(Records drawn from a dataset)
◇ ◇ ◇

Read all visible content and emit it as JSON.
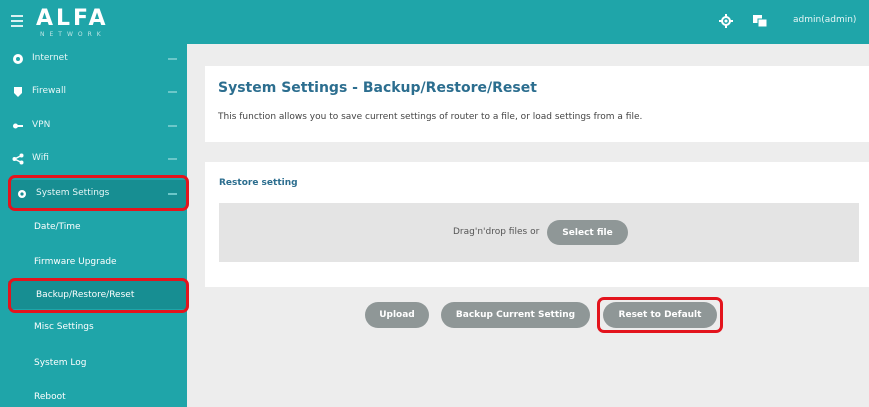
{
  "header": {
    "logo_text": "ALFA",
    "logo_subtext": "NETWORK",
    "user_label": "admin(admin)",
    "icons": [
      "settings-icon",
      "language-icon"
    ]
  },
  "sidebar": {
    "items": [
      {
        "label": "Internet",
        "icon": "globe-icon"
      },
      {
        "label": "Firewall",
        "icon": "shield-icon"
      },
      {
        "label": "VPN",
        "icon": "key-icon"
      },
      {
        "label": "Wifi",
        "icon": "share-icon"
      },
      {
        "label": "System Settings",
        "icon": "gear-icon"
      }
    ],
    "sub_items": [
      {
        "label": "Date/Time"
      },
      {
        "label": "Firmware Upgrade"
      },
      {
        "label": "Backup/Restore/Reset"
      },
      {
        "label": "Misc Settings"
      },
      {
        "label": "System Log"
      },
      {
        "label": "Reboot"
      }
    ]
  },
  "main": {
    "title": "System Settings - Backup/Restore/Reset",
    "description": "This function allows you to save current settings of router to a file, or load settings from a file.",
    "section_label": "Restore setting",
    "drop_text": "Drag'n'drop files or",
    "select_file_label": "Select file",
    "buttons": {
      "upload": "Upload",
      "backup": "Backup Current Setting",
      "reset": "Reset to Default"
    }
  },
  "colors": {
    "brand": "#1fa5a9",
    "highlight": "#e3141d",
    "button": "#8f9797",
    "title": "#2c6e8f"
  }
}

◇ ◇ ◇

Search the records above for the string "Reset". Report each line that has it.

=== Result for this task ===
        "label": "Backup/Restore/Reset"
    "title": "System Settings - Backup/Restore/Reset",
      "reset": "Reset to Default"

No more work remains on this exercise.